Copy out the whole listing exactly as written, leaving the pictures behind.
----- Data records -----
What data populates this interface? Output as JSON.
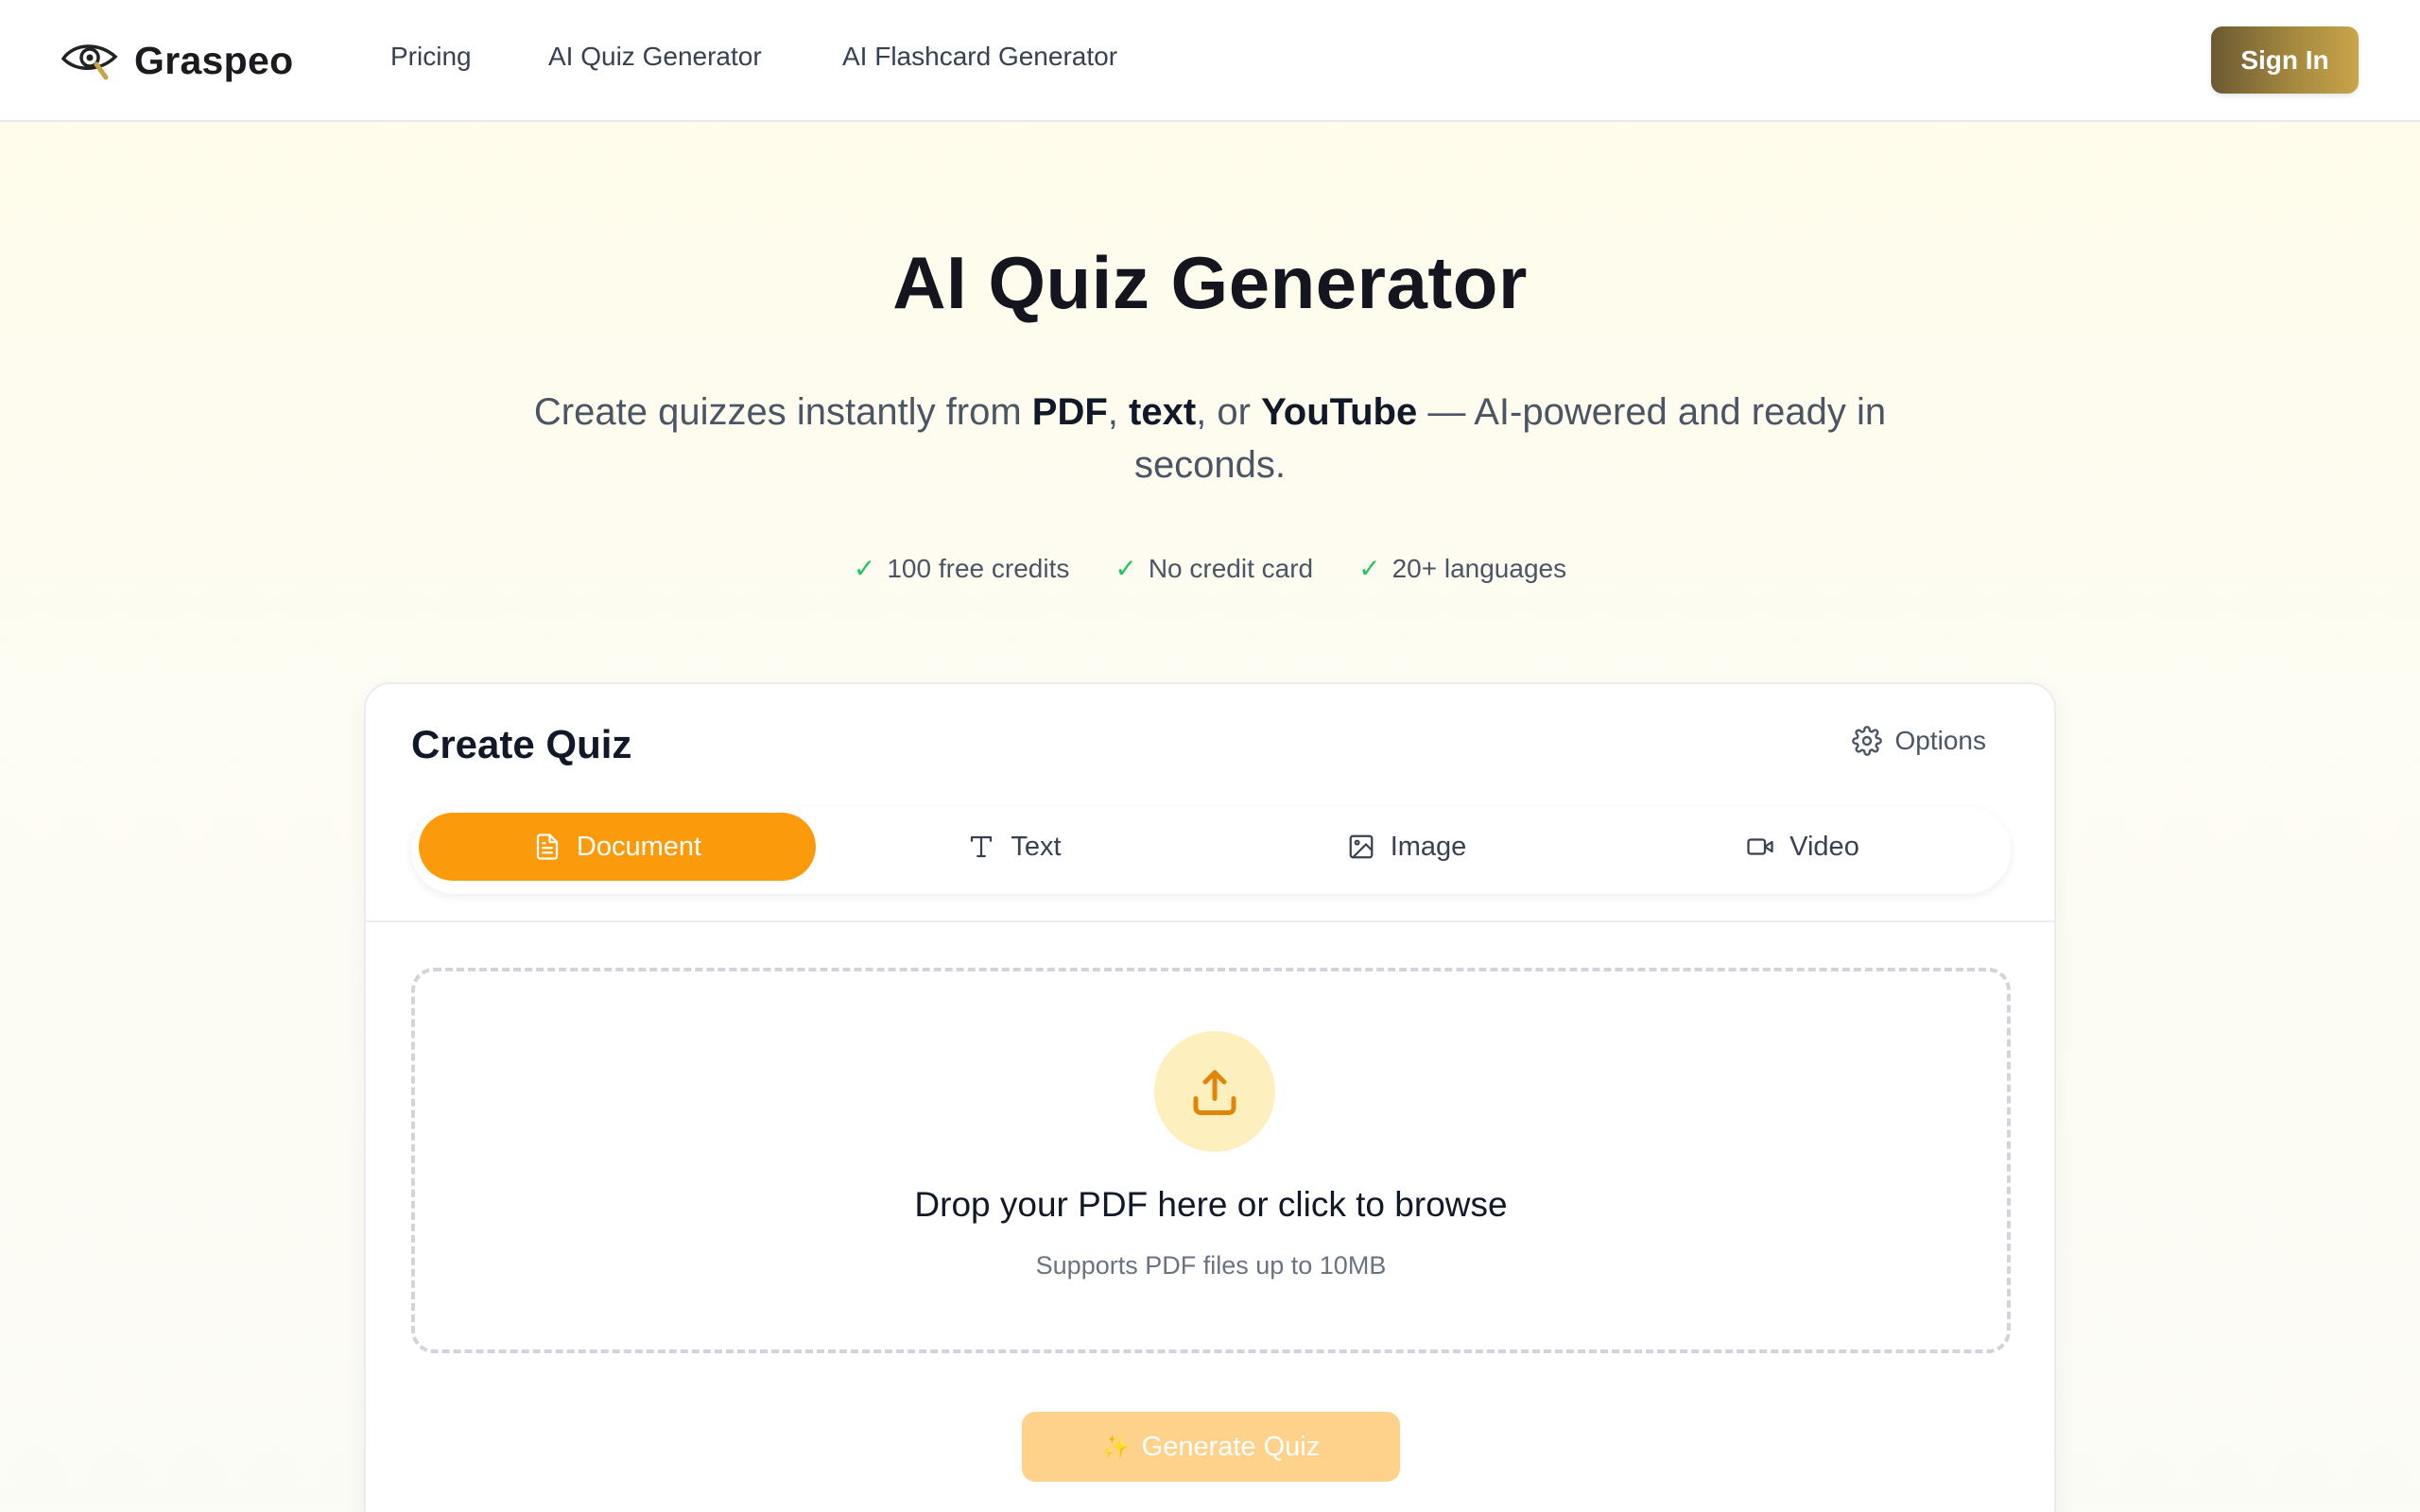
{
  "header": {
    "brand": "Graspeo",
    "nav": [
      "Pricing",
      "AI Quiz Generator",
      "AI Flashcard Generator"
    ],
    "signin_label": "Sign In"
  },
  "hero": {
    "title": "AI Quiz Generator",
    "subtitle": {
      "p1": "Create quizzes instantly from ",
      "b1": "PDF",
      "p2": ", ",
      "b2": "text",
      "p3": ", or ",
      "b3": "YouTube",
      "p4": " — AI-powered and ready in seconds."
    },
    "badges": [
      "100 free credits",
      "No credit card",
      "20+ languages"
    ]
  },
  "card": {
    "title": "Create Quiz",
    "options_label": "Options",
    "tabs": [
      {
        "label": "Document",
        "icon": "document-icon",
        "active": true
      },
      {
        "label": "Text",
        "icon": "text-icon",
        "active": false
      },
      {
        "label": "Image",
        "icon": "image-icon",
        "active": false
      },
      {
        "label": "Video",
        "icon": "video-icon",
        "active": false
      }
    ],
    "dropzone": {
      "title": "Drop your PDF here or click to browse",
      "subtitle": "Supports PDF files up to 10MB",
      "icon": "upload-icon"
    },
    "generate_label": "Generate Quiz"
  },
  "colors": {
    "accent": "#fb9a0b",
    "signin_gradient_start": "#6b5a32",
    "signin_gradient_end": "#c9a54a",
    "check": "#22c55e",
    "generate_disabled": "#fed28b"
  }
}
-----
_Task output_.
What data populates this interface? Output as JSON.
{
  "header": {
    "brand": "Graspeo",
    "nav": [
      "Pricing",
      "AI Quiz Generator",
      "AI Flashcard Generator"
    ],
    "signin_label": "Sign In"
  },
  "hero": {
    "title": "AI Quiz Generator",
    "subtitle": {
      "p1": "Create quizzes instantly from ",
      "b1": "PDF",
      "p2": ", ",
      "b2": "text",
      "p3": ", or ",
      "b3": "YouTube",
      "p4": " — AI-powered and ready in seconds."
    },
    "badges": [
      "100 free credits",
      "No credit card",
      "20+ languages"
    ]
  },
  "card": {
    "title": "Create Quiz",
    "options_label": "Options",
    "tabs": [
      {
        "label": "Document",
        "icon": "document-icon",
        "active": true
      },
      {
        "label": "Text",
        "icon": "text-icon",
        "active": false
      },
      {
        "label": "Image",
        "icon": "image-icon",
        "active": false
      },
      {
        "label": "Video",
        "icon": "video-icon",
        "active": false
      }
    ],
    "dropzone": {
      "title": "Drop your PDF here or click to browse",
      "subtitle": "Supports PDF files up to 10MB",
      "icon": "upload-icon"
    },
    "generate_label": "Generate Quiz"
  },
  "colors": {
    "accent": "#fb9a0b",
    "signin_gradient_start": "#6b5a32",
    "signin_gradient_end": "#c9a54a",
    "check": "#22c55e",
    "generate_disabled": "#fed28b"
  }
}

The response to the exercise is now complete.